Among the many joys homeowners experience when decorating a new residence is the ability to put into context—and sometimes even into words—their own unique lifestyle. Eric and Kerry Cole turned to interior designer Alice Busch of Great Falls Distinctive Interiors to help them realize a way of living Busch termed “casual opulence” in their new Ashburn, Virginia, home.
“They were very clear about the generalities of what they wanted,” Busch says of the Coles, who envisioned their new home in the Belmont Country Club enclave as a haven that, while luxurious, could still support the day-to-day energy of their three young children. “She loved the richness and comfort of a Ralph Lauren look, and he wanted something more impressive and opulent. So we had to meet in the middle,” Busch says.
Kerry Cole agrees. “My husband is very Versace. But I’m home with the kids and wanted something that, while beautiful, would be really comfortable,” she says.
The end result is an amalgam of easy elegance. Grounded in rich woods and sparkling with jewel-toned fabrics, the rooms are beautiful but appointed to stand the test of time—one of Busch’s signature decorating mandates. “We had to take special care with the durability and quality of the materials we used. Most of the carpets and rugs have patterns and are very child-proof,” she says.
One such rug presides in the dining room, which, like the many fine meals the Coles enjoy there, is a sensual delight. A grand table imported from Italy is surrounded by chairs with distressed wood frames and nailhead trim. Busch selected deep burgundy upholstery on the chair fronts, while the backs are covered in neutral suede. Shadowy, heavily textured walls reveal a stencil pattern that complements the detail in the damask drapes. “Even though it has a rich and elegant feel, the room still looks worn,” Busch says. “The opulence in this room is in the fabrics, and the walls are made to look very old.”
In the kitchen, which initially had been earmarked for dark cherry cabinetry, Busch opted instead to lighten things up with white cabinets and a central cherry-based island that dovetails nicely with the wood furniture in the adjacent breakfast room. Dusty red toile wallpaper and pencil pleat balloon valances in a Scalamandré plaid also help to relate the two spaces. “The kitchen adds the lighter element,”
Busch says. “We had to integrate this very large space so instead of doing it with a deep tone of color we did it in other ways. It’s cheerful and open, a little country but tastefully so.”
The nearby great room, where the family congregates casually, is awash in saturated neutrals and golds that create a warm and cozy atmosphere with just the slightest nod to the outdoors. (A new tiered stone terrace off the room is planned). As well as housing loads of closed storage for children’s toys, the room accommodates two custom sofas which are so deep, Busch says, without their back cushions they’re the depth of a twin bed.
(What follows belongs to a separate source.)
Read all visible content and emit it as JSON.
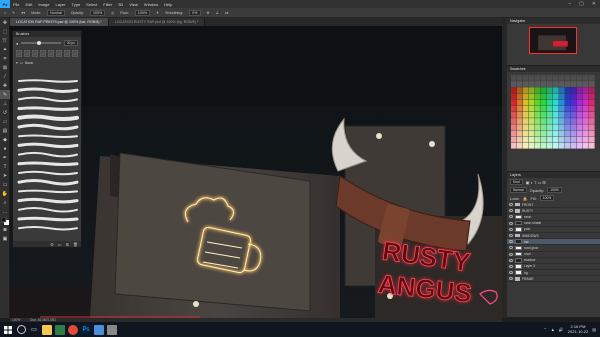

More formal gatherings are staged in the conservatory. In this room that Busch describes as “sophisticated without being ostentatious,” a grand piano is offset by a gracious seating area.
Upstairs, Busch also created a sweet bedroom for the Cole girls with room to grow, with two beds adorned with hand-carved birds and a continuous, wall-long valance that sweeps over not only the windows but also canopies the beds.
For the master suite, Eric Cole had a clear mandate. “He travels a lot and wanted everything at the level of some of the wonderful five-star hotels he stays at,” Busch says. She achieved that aura with a mix of calming sea shades, a soft-patterned rug and an eye-grabbing sunburst canopy bed whose romanticism the Coles “simply couldn’t resist,” she says. The room also has a spacious sitting area with a secretary where Kerry Cole attends to her correspondence, a working fireplace, two sumptuous club chairs, and even a full breakfast bar and table—another nod to luxurious hotel suite living. “We used striae on the walls to add complexity and visual interest,” Busch notes, “and it really helps pull out the background panels behind the bed and the pillows.”
Aside from helping the Coles realize their dream home, Busch was able to complete the task in less than four months—a feat made even more remarkable since the couple did not contact her until well after the building process was set in motion.
“A lot of our work is done preconstruction, which we love because we are able to do things like move windows a few inches here and there,” Busch says. “This was not quite the case here. We had to go in bathrooms and take out light fixtures, rework cabinetry.”
Busch credits her “enormously decisive” clients with the ability to move swiftly and, most importantly, in a professionally cooperative manner. She notes that Eric Cole told her early on he would give her the same respect he expects when clients come to him as an expert in his field. “He said, ‘I’ll follow your lead,’” says Busch. “And as a result we were able to achieve something remarkable.”
Writer Catherine Applefeld Olson is based in Alexandria, Virginia. Lydia Cutter is a McLean, Virginia-based photographer.
Interior Design: Alice Busch, Great Falls Distinctive Interiors, Inc., Chantilly, Virginia.